Unemployment benefits are payments made to individuals who have been terminated from their jobs. The payments are designed to help these workers pay for basic essentials while they look for a new job. While receiving benefits, the worker must be available to work and must be looking for a new job. These benefits are available not just to U.S. citizens, but to holders of the so-called "green card" -- also known as permanent residents.
To receive unemployment benefits, an individual must first apply to his state government. Before awarding benefits, the agency tasked with administering benefits will first attempt to determine if the individual is eligible. The requirements for eligibility are the same for U.S. citizens as they are for permanent residents. If a permanent resident is awarded benefits, he will receive payments for the same time period and in the same amount as a comparable U.S. citizen.

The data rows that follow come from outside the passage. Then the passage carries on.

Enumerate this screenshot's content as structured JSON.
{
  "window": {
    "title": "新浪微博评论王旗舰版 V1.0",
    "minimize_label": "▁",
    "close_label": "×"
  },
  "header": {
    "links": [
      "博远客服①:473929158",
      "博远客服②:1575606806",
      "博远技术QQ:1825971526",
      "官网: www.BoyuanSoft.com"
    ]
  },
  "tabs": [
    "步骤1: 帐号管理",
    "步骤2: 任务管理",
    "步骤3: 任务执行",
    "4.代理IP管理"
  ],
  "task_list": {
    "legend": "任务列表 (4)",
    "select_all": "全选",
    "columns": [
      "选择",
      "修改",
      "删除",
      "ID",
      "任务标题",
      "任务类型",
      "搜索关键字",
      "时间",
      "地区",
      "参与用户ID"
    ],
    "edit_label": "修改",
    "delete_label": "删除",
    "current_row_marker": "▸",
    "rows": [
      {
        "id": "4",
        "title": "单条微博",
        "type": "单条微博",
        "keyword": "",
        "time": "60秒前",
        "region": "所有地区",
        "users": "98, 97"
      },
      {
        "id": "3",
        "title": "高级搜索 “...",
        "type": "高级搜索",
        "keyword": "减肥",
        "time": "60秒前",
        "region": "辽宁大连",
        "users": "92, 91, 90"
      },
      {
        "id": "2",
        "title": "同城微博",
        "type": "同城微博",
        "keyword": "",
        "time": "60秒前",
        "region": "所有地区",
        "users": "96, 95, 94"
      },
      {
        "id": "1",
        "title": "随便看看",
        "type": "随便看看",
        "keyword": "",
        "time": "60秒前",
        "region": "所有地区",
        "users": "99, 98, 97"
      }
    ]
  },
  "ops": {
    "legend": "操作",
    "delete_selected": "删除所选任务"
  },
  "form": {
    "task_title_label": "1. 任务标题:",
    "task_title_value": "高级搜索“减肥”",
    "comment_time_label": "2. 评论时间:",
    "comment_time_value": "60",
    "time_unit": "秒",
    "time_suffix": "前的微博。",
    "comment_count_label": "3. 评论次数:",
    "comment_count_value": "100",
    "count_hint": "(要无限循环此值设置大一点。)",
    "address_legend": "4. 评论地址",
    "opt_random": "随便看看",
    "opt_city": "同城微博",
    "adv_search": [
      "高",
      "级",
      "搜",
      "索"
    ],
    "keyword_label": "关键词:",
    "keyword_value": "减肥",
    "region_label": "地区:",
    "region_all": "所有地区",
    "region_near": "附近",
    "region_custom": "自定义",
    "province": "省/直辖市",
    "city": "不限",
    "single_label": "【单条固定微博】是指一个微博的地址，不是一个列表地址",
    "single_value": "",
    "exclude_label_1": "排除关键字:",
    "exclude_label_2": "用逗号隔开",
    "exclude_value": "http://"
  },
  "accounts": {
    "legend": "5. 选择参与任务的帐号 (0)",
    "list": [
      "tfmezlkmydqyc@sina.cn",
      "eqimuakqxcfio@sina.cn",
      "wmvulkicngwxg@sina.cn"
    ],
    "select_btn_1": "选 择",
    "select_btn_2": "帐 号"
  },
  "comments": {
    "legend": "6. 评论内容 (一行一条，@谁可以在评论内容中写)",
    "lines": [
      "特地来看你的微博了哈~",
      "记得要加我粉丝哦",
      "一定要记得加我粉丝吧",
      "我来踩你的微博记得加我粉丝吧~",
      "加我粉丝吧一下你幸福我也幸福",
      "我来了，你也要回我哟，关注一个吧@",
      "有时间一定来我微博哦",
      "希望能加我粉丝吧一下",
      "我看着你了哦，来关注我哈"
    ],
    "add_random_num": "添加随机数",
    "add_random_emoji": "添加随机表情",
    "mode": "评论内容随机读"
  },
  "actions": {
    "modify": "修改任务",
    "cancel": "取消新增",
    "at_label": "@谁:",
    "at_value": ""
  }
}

Permanent residents are defined as individuals who are legally allowed to remain in the United States for an indefinite period of time. Permanent residents can be granted this status in a number of different means. While many are allowed to reside for work, others can be brought over by family or be allowed to emigrate as refugees or for political reasons. The reason that a person was issued a green card has no bearing on his eligibility for benefits.
In order to receive benefits, a person must be "able and available" to work. This means that the permanent resident must be eligible to take a job if offered to him. This can be problematic for a resident who was authorized to work for only a single employer. If the employer fires him, he will not be eligible to work for someone else. This means he will not be eligible to receive unemployment benefits.
According to the National Employment Law Project, some immigrants have successfully argued in courts of law that if a permanent resident is physically able to take a job and willing to work, he should be eligible for unemployment benefits, even if he is not currently authorized to take another job. However, the Department of Labor, as well as most courts of law, disagrees with this reading of the law, meaning that an applicant applying with this argument will likely be denied benefits.